- ↑ As Goofy was known as "George Geef" in the 1950s shorts, and his son was known as just "Junior" in this shorts, along with one instance of his father calling him "George" at one point in "Father's Day Off", it stands to reason that the full name of Goofy Junior in the world of the 1950s "George Geef" Goofy shorts would be "George Geef Jr."
- ↑ Goofy identified Dr. Frankengoof as his "great grand-uncle", an alternate description for a "great-great-uncle", thereby making Dr. Frankengoof Max's "great-great-great-uncle".
- ↑ The Goof Troop episode "Hallow-Weenies" features a "Gooferamus T. Goofy", while the episode "Calling All Goofs" instead has Max refer to a "Gooferamus G. Goof". It is entirely possible that these are two separate men and thus are listed here as such, even if their names are admittedly quite similar and both are said to be Goofy's "great-great-granddaddy"/Max's "great-great-great-grandpappy".
- ↑ As no official word has ever been given either way, it is not known if the Sherlock Dingo featured in the French Goof Troop (or La Bande à Dingo) comic strip "L'Oncle Sherlock" ("Uncle Sherlock") is meant to be the same or a different person from the Sherlock Goof featured in the Goof Troop cartoon episode of the same name. Both are parodies of Sherlock Holmes, and the comic's title suggests Sherlock Dingo to be an uncle of some kind to Goofy and Max (like how Sherlock Goof is Max's great-great-great uncle), but the two Sherlocks are portrayed quite differently from each other: Whereas Sherlock Goof was a rat-catcher who just happened to stumble into the detective business, Sherlock Dingo was a legitimate detective. It is entirely possible that Sherlock Goof may have simply become more capable as a detective over time, but such rationalization is only speculative.
- ↑ Some speculate this name to be that of Goofy's father (and, in turn, Max's paternal grandfather) in the Goof Troop universe, but this has never been confirmed or denied.
- ↑ In the Goof Troop episode "Great Egg-Spectations", Max briefly attempted to make a raccoon his pet before Goofy told him to take it back to the woods. The raccoon itself did not like the idea of being a pet anyway.
- ↑ In the storybook adaptation of the same episode, it was a duck instead of a raccoon that Max had wanted to be his pet.
- ↑ Sparky only appears as Max's pet in the episode "Sherlock Goof". It is not known if he is still around in any other episode or if he remained as Max's pet afterward.
- ↑ Max receives this saltwater fish as a pet in the June 1994 Disney Adventures magazine's Goof Troop comic strip "A Fishy Tale". By the story's end, he gives the goolup to the circus, who rename it "Goolupinator the Mighty"
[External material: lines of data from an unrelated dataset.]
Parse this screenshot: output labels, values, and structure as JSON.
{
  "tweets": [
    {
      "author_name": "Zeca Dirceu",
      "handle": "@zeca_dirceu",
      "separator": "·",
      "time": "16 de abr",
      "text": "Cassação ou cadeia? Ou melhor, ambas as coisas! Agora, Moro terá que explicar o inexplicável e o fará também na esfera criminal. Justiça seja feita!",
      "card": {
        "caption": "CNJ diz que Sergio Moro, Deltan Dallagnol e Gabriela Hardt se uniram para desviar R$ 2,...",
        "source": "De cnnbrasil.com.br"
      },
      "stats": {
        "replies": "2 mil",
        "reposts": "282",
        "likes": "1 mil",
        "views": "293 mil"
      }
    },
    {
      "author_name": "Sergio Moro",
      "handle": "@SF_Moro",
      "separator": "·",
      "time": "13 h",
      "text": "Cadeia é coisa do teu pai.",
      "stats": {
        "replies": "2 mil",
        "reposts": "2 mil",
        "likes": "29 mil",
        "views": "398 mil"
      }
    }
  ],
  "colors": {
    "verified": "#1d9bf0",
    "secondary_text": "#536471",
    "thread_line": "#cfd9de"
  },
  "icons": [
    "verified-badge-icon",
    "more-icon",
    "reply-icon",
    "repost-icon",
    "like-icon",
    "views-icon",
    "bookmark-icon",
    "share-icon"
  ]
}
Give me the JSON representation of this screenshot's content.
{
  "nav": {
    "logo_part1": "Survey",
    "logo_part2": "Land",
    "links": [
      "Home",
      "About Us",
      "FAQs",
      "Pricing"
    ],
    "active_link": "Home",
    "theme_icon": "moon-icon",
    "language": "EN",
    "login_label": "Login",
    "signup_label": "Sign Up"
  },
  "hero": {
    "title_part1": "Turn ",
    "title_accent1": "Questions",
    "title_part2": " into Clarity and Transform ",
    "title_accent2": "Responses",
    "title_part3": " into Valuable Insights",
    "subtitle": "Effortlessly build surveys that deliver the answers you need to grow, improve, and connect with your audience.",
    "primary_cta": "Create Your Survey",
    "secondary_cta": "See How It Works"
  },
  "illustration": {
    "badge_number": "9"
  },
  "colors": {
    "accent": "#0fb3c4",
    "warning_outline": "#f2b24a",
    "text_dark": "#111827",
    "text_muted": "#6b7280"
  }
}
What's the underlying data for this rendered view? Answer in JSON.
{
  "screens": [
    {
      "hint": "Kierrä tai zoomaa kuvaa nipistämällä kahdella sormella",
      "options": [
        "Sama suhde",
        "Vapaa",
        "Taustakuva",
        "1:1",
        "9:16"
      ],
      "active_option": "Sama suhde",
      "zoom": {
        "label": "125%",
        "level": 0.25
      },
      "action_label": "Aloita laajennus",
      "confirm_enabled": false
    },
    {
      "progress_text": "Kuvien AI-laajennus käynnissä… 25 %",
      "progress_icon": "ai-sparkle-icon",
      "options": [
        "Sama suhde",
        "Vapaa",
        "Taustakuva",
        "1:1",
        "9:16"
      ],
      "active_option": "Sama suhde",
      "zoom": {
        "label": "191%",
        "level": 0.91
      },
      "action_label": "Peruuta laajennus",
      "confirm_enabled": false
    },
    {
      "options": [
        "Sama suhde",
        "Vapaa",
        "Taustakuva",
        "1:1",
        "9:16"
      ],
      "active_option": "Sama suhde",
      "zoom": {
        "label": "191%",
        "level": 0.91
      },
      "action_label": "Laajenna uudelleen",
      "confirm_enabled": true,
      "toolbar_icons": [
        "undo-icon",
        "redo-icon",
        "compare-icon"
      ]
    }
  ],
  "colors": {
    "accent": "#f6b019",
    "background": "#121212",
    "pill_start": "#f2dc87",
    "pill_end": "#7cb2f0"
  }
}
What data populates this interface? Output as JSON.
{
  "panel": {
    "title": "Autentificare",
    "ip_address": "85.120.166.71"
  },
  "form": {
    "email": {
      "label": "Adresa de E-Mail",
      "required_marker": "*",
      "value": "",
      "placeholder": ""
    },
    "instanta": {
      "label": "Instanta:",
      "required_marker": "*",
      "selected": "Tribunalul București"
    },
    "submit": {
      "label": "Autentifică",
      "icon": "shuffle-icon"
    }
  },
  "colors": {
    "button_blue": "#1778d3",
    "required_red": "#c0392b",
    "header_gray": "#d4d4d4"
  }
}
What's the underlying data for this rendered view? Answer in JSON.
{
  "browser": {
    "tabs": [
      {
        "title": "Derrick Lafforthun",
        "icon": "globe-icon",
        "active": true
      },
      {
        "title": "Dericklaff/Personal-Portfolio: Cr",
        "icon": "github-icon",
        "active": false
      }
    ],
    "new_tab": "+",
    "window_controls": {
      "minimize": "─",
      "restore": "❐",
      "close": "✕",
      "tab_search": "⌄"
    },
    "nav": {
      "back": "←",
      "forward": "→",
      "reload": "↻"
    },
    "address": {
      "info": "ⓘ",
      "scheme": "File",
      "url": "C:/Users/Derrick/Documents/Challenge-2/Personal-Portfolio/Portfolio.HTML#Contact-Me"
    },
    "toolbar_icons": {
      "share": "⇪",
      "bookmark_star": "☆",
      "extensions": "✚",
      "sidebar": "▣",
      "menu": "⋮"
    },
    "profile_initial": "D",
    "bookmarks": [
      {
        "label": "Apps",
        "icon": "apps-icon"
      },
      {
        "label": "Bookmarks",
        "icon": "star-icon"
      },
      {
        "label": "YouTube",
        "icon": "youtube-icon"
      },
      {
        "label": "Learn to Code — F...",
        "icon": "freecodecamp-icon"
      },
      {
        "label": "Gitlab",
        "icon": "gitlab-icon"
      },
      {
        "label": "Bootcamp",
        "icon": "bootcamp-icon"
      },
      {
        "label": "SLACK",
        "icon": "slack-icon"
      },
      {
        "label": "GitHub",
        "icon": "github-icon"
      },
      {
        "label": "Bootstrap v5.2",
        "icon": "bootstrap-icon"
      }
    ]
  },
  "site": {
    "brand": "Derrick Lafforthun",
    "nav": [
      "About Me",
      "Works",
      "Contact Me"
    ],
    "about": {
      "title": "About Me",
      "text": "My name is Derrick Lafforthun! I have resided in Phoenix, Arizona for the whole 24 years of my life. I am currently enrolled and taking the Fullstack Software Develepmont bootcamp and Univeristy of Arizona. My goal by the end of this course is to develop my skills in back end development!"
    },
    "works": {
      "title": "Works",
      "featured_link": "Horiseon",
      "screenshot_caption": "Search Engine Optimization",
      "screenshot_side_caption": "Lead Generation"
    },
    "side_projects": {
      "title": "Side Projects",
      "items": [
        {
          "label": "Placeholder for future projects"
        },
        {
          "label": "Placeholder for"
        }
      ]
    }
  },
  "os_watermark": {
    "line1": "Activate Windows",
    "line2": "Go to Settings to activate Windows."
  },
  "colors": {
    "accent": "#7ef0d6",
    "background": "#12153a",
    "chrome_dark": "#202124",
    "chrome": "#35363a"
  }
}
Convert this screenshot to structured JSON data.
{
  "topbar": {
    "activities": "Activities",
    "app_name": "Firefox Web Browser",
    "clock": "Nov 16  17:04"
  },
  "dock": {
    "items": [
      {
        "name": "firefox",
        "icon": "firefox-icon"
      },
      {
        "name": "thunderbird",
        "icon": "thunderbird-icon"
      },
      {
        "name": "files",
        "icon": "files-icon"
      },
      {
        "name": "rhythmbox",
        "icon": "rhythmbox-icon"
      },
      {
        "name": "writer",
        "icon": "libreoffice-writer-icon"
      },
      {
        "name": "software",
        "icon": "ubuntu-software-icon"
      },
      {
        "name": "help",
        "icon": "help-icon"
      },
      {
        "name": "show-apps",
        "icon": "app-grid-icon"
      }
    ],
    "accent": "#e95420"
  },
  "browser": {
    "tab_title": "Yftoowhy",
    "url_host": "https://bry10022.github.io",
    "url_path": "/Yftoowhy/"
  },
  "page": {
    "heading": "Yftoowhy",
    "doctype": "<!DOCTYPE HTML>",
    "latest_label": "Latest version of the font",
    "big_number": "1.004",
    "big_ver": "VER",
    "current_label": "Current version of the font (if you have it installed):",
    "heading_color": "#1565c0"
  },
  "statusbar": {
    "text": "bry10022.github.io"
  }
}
- ↑ After giving the goolup to the circus in "A Fishy Tale", Max gets this goldfish as a replacement pet at very the end of the story. Coincidentally, a pet goldfish is seen in a fish bowl inside the Goofs' house in the episodes "Goof Under My Roof" and "Leader of the Pack.
- ↑ "You Camp Take It With You"
- ↑ "Midnight Movie Madness"
- ↑ "Max's New Car"